- The Archbishop of Washington, Wilton D Gregory, called the visit a misuse, and a manipulation of the Saint Paul II National Shrine.
- Mariann Budde, the diocesan bishop of the Episcopal Diocese of Washington, also condemned the president's actions.
- The archbishops of York and Canterbury said the unrest revealed "ongoing crimes of white supremacy."
The Catholic Archdiocese of Washington, DC in the United States has strongly criticized the actions of President Donald Trump, accusing hm of using religion as a shield to crack down on continuing civil unrest in the country. After taking a picture holding a Bible in front St. John’s Episcopal Church the day before, Trump visited the Saint John Paul II National Shrine on Tuesday.
The Archbishop of Washington, Wilton D Gregory, called the visit a misuse, and a manipulation of the Saint Paul II National Shrine. He also called the president’s actions “baffling and reprehensible.”
Meanwhile, African-American film director Spike Lee said President Trump’s response to George Floyd’s death showed that he was a “gangster” who was “trying to be a dictator.” Lee, who raised issues of racial injustice in the United States in his films, said citizens in the United States were angry because a system was formed to make them fail.
On the other hand, broadcasters, celebrities, and music streaming services turned off and changed their services on Tuesday, as a form of solidarity with the protest against the murder of George Floyd. Democratic presidential candidate Joe Biden criticized his rival, President Trump, who he said was using the crisis to attract supporters.
Meanwhile, the Las Vegas sheriff said that an officer was shot dead after police tried to disperse the crowd on Tuesday, and four officers were injured on Monday.
What do the Religious Leaders Say?
In a statement ahead of Trump’s visit to the Saint John Paul II National Shrine, Archbishop Gregory said it violated church principles, adding that Catholics should defend the rights of all people.
The Archbishop also condemned the attempt to dissolve the demonstration outside the White House the day before, for Trump to visit St. John’s Episcopal Church, where he held a Bible in front of the media that was covering it. Said Gregory, the first African-American to lead the Archdiocese:
“I find it baffling and reprehensible that any Catholic facility would allow itself to be so egregiously misused and manipulated in a fashion that violates our religious principles, which call us to defend the rights of all people, even those with whom we might disagree.”
The Saint John Paul II National Shrine is managed by the Knights of Columbus, an organization consisting of all-male Catholics, who lobby for conservative political interests.
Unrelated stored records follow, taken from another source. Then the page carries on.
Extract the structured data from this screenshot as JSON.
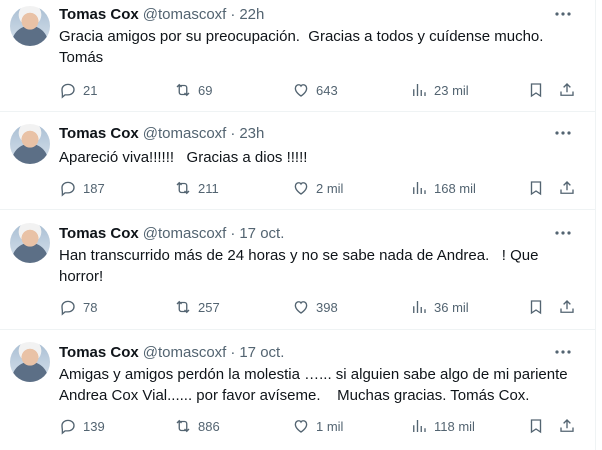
{
  "tweets": [
    {
      "name": "Tomas Cox",
      "handle": "@tomascoxf",
      "separator": "·",
      "time": "22h",
      "text": "Gracia amigos por su preocupación.  Gracias a todos y cuídense mucho.\nTomás",
      "replies": "21",
      "retweets": "69",
      "likes": "643",
      "views": "23 mil"
    },
    {
      "name": "Tomas Cox",
      "handle": "@tomascoxf",
      "separator": "·",
      "time": "23h",
      "text": "Apareció viva!!!!!!   Gracias a dios !!!!!",
      "replies": "187",
      "retweets": "211",
      "likes": "2 mil",
      "views": "168 mil"
    },
    {
      "name": "Tomas Cox",
      "handle": "@tomascoxf",
      "separator": "·",
      "time": "17 oct.",
      "text": "Han transcurrido más de 24 horas y no se sabe nada de Andrea.   ! Que horror!",
      "replies": "78",
      "retweets": "257",
      "likes": "398",
      "views": "36 mil"
    },
    {
      "name": "Tomas Cox",
      "handle": "@tomascoxf",
      "separator": "·",
      "time": "17 oct.",
      "text": "Amigas y amigos perdón la molestia …... si alguien sabe algo de mi pariente Andrea Cox Vial...... por favor avíseme.    Muchas gracias. Tomás Cox.",
      "replies": "139",
      "retweets": "886",
      "likes": "1 mil",
      "views": "118 mil"
    }
  ],
  "icons": {
    "more": "more-dots-icon",
    "reply": "reply-bubble-icon",
    "retweet": "retweet-arrows-icon",
    "like": "heart-icon",
    "views": "views-bars-icon",
    "bookmark": "bookmark-icon",
    "share": "share-upload-icon"
  },
  "colors": {
    "text": "#0f1419",
    "secondary": "#536471",
    "divider": "#eff3f4"
  }
}
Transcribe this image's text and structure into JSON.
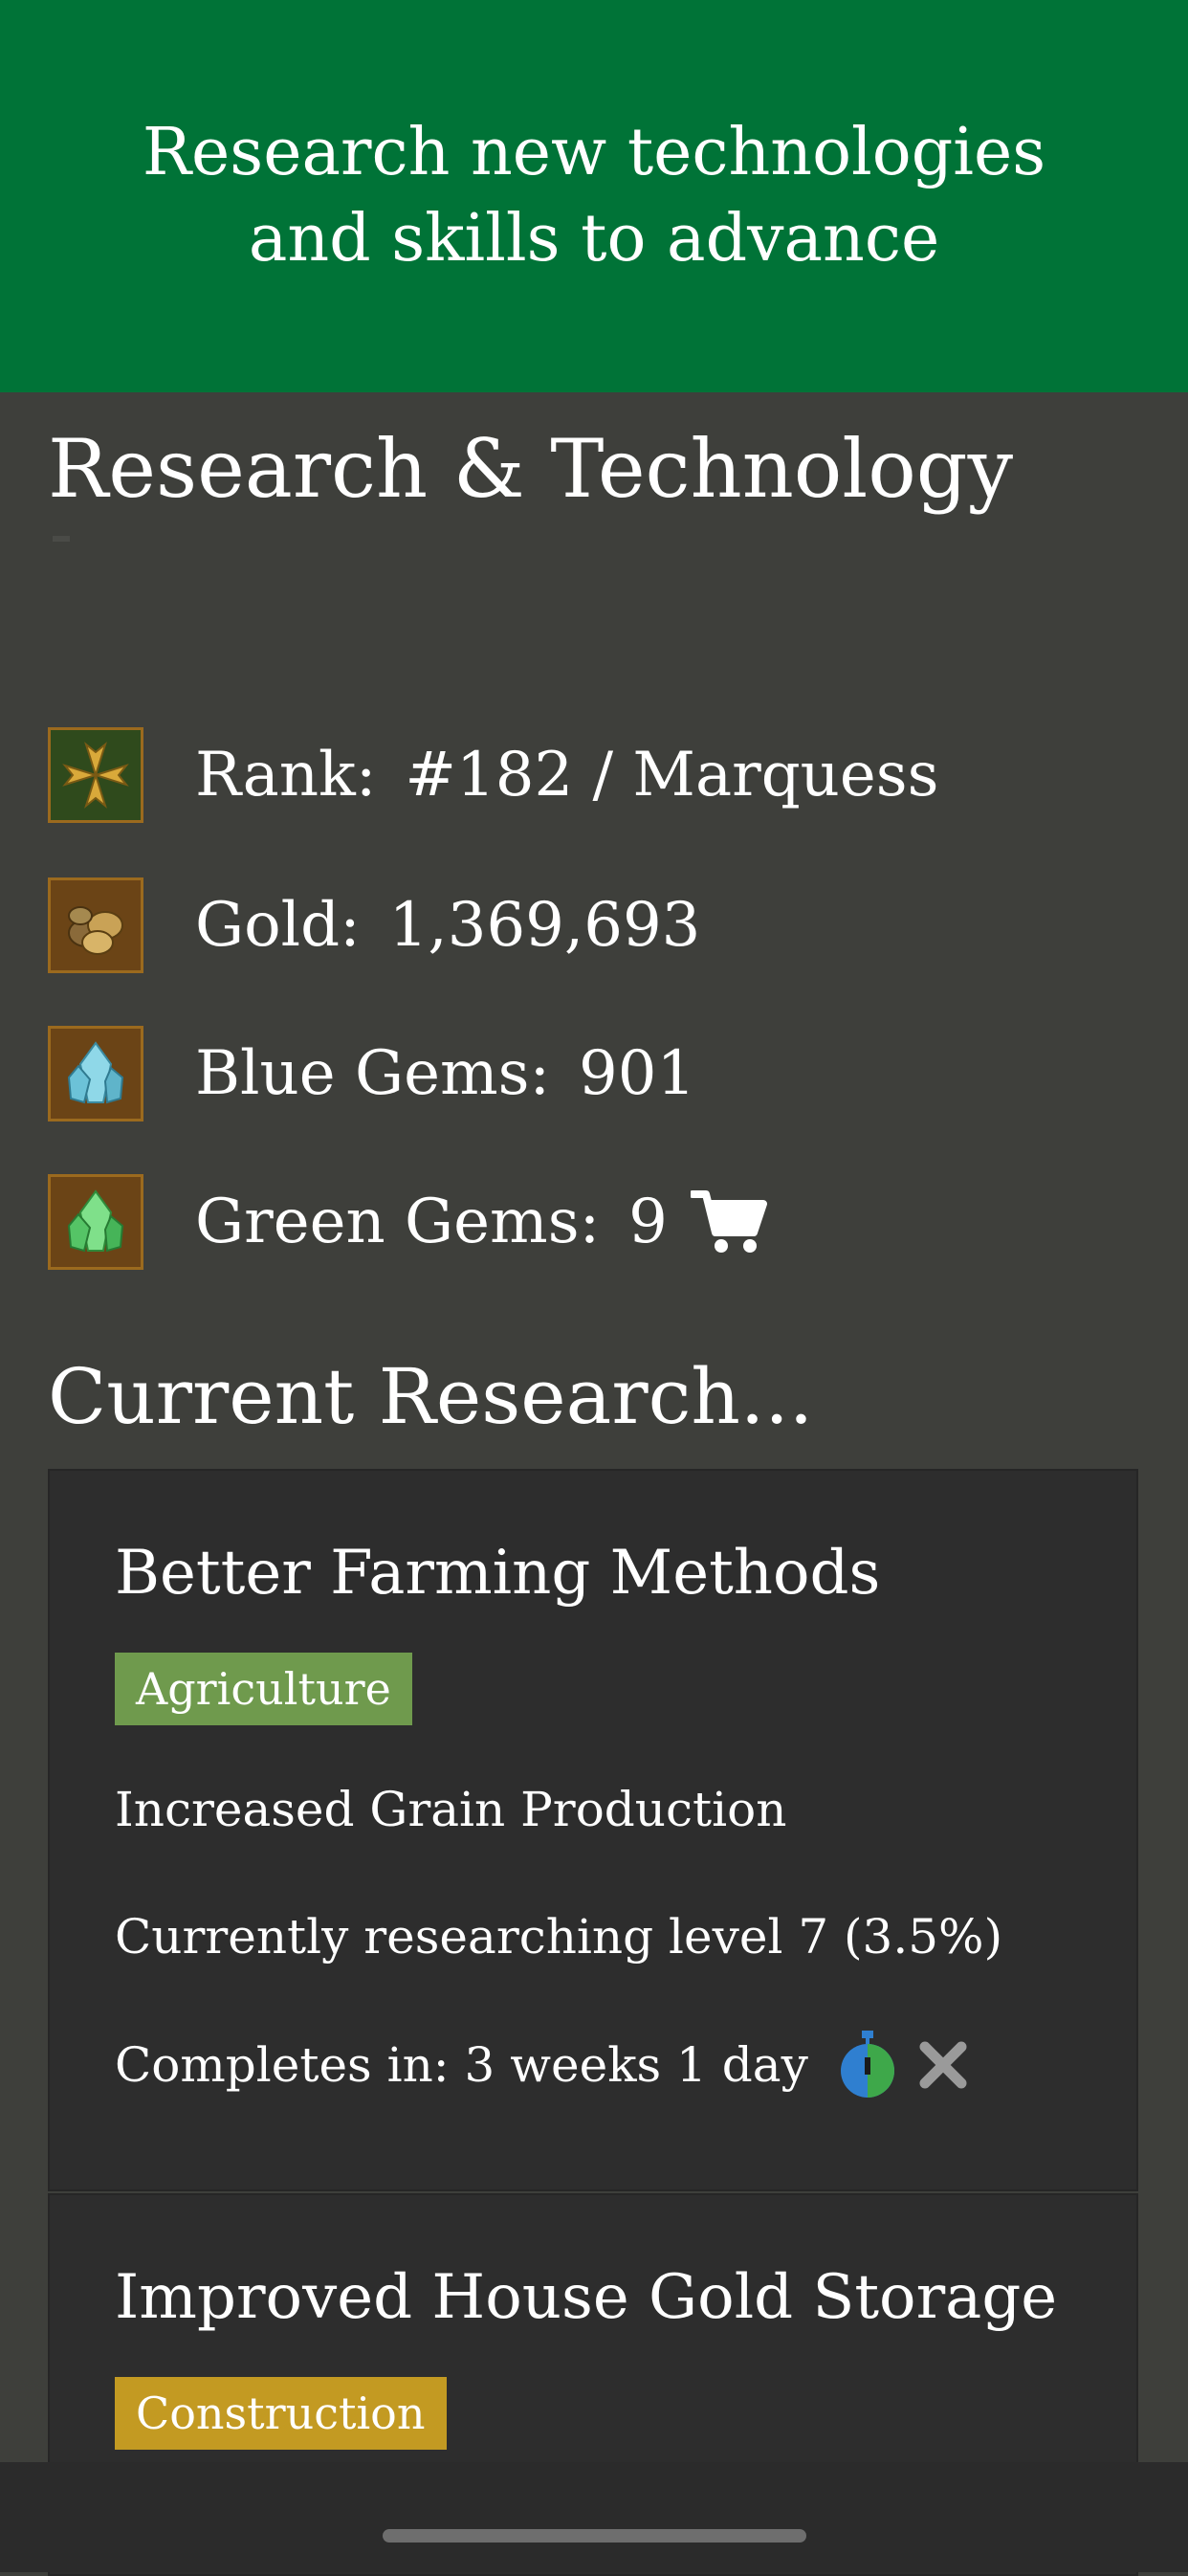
{
  "banner": {
    "text": "Research new technologies and skills to advance"
  },
  "page": {
    "title": "Research & Technology"
  },
  "stats": [
    {
      "label": "Rank:",
      "value": "#182 / Marquess",
      "icon": "maltese-cross-icon"
    },
    {
      "label": "Gold:",
      "value": "1,369,693",
      "icon": "gold-coins-icon"
    },
    {
      "label": "Blue Gems:",
      "value": "901",
      "icon": "blue-gem-icon"
    },
    {
      "label": "Green Gems:",
      "value": "9",
      "icon": "green-gem-icon",
      "action_icon": "shopping-cart-icon"
    }
  ],
  "current_research": {
    "heading": "Current Research...",
    "items": [
      {
        "title": "Better Farming Methods",
        "category": "Agriculture",
        "category_color": "#6f9a4d",
        "effect": "Increased Grain Production",
        "status": "Currently researching level 7 (3.5%)",
        "completes": "Completes in: 3 weeks 1 day",
        "icons": [
          "stopwatch-icon",
          "cancel-icon"
        ]
      },
      {
        "title": "Improved House Gold Storage",
        "category": "Construction",
        "category_color": "#c39a22"
      }
    ]
  },
  "colors": {
    "banner": "#007337",
    "background": "#3e3f3b",
    "card": "#2d2d2d",
    "text": "#ffffff"
  }
}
Mariann Budde, the diocesan bishop of the Episcopal Diocese of Washington, also condemned the president’s actions. Meanwhile, in Britain, the archbishops of York and Canterbury said the unrest revealed “ongoing crimes of white supremacy.”
The demonstration began when video footage showed Floyd was being arrested and several police officers continued to crush his neck, even though he said he couldn’t breathe, on May 25. One of the officers, Derek Chauvin, is charged with third-degree murder, and will be tried next week.
While three other policemen have been fired, they have not been charged with a crime. On Monday, Trump called on the state and local governments to mobilize the National Guard to stop ensuing riots. He said if they did not “take the necessary action,” he would mobilize the military and “solve the problem quickly.”
What is Behind these Riots?
The Floyd case has reignited deep anger over police killings of American blacks and racism. This police brutality has driven the Black Lives Matter movement in recent years. Previously, Michael Brown in Ferguson, Missouri, and Eric Garner in New York, were also victims of police brutality.
In 2014, Garner was strangled by the police for allegedly selling illegal cigarettes. He was heard saying, “I can’t breathe,” when the police detained him. Garner’s words, also mentioned by Floyd at the last moment of his life, became chants shouted by supporters of the Black Lives Matter movement.
The demonstration was not only to express the treatment of Floyd but also condemned the police atrocities for their treatment of blacks in America.